element of the universe and for the future restoration in Christ of the world
which the fall of humanity has plunged into the captivity of evil. We do not
attribute to God who is pure light and love any of the evils of this world. God
struggles with us against evil, the rebellion of a power that has become a power
Prayer to the Holy Spirit
Holy Spirit, Paraclete, think through me, love through me. forgive through me, work through me, reach out through me, encourage through me, so that Your thoughts become my thoughts, Your love becomes my love, Your forgiveness becomes my forgiveness, Your power becomes my power. Amen.
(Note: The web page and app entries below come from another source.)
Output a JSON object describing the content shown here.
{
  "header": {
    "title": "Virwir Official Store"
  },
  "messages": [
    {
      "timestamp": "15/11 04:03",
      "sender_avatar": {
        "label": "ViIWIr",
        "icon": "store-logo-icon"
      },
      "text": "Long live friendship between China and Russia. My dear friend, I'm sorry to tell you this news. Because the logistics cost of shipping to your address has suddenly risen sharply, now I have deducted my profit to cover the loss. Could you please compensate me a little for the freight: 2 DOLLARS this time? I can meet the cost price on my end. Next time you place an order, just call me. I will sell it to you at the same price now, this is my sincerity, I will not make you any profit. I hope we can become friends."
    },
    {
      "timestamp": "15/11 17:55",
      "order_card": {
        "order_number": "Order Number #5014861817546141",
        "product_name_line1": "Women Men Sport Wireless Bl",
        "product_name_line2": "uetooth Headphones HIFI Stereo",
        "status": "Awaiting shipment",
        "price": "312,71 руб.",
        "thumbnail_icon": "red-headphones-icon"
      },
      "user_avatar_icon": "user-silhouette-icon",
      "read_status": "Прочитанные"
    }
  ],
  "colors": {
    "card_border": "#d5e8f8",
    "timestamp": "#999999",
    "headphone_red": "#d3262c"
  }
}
A diamond assessor has a difficult job. Surrounded by dozens of trays of finished diamonds, he has to determine their value and place them in a tray marked with a certain price.
One day an assessor was asked: "How is it that you can look all day at hundreds of diamonds without becoming confused? How do you maintain your sense of values?
The assessor smiled, happy that his task was taken so seriously. "It's very simple, my friend," he replied. Holding out his hand, he pointed to a fabulous diamond ring on his finger. "This diamond is perfect," he said. "It doesn't have a single flaw. Every half hour or so, I put it under my eyeglasses. This perfect diamond restores my sense of values and keeps me keenly aware of the perfection required of these gems."
Grandma says that what that flawless diamond is for the assessor, the Lord Jesus is to us. By looking constantly at Him and measuring all things in the light of His perfection and His commandments, we keep a sense of what is truly important and what is not. Christ is the perfect Son in Whom the Father is well pleased. The Holy Spirit will guide us as He guided Jesus to determine what is right and what is wrong, what is worth giving our lives to and what is not, what deserves our allegiance and what does not.
Who Am I?
We need to recapture the meaning of what it means to be
made in the image of God. We need to actualize the image of God in us.
We need to say to ourselves: "I am not a consumer I am not an idiot. I am not a receptacle for drugs. I am not a glorified animal. I am not a container for alcohol. I am not a playboy or playgirl. I am a living icon of God created in His own image. I am a Temple of the Holy Spirit. I am made to house God.
If I am a living icon of God, so is everyone else. Mother Teresa said very aptly: "If everyone could see the image of God in His neighbor, do you thing we should still need tanks and generals?" The tragedy is that we don't see God either in ourselves or others.
pages were designed by:
(© 1997 by Stamford Eparchy)
|Go to |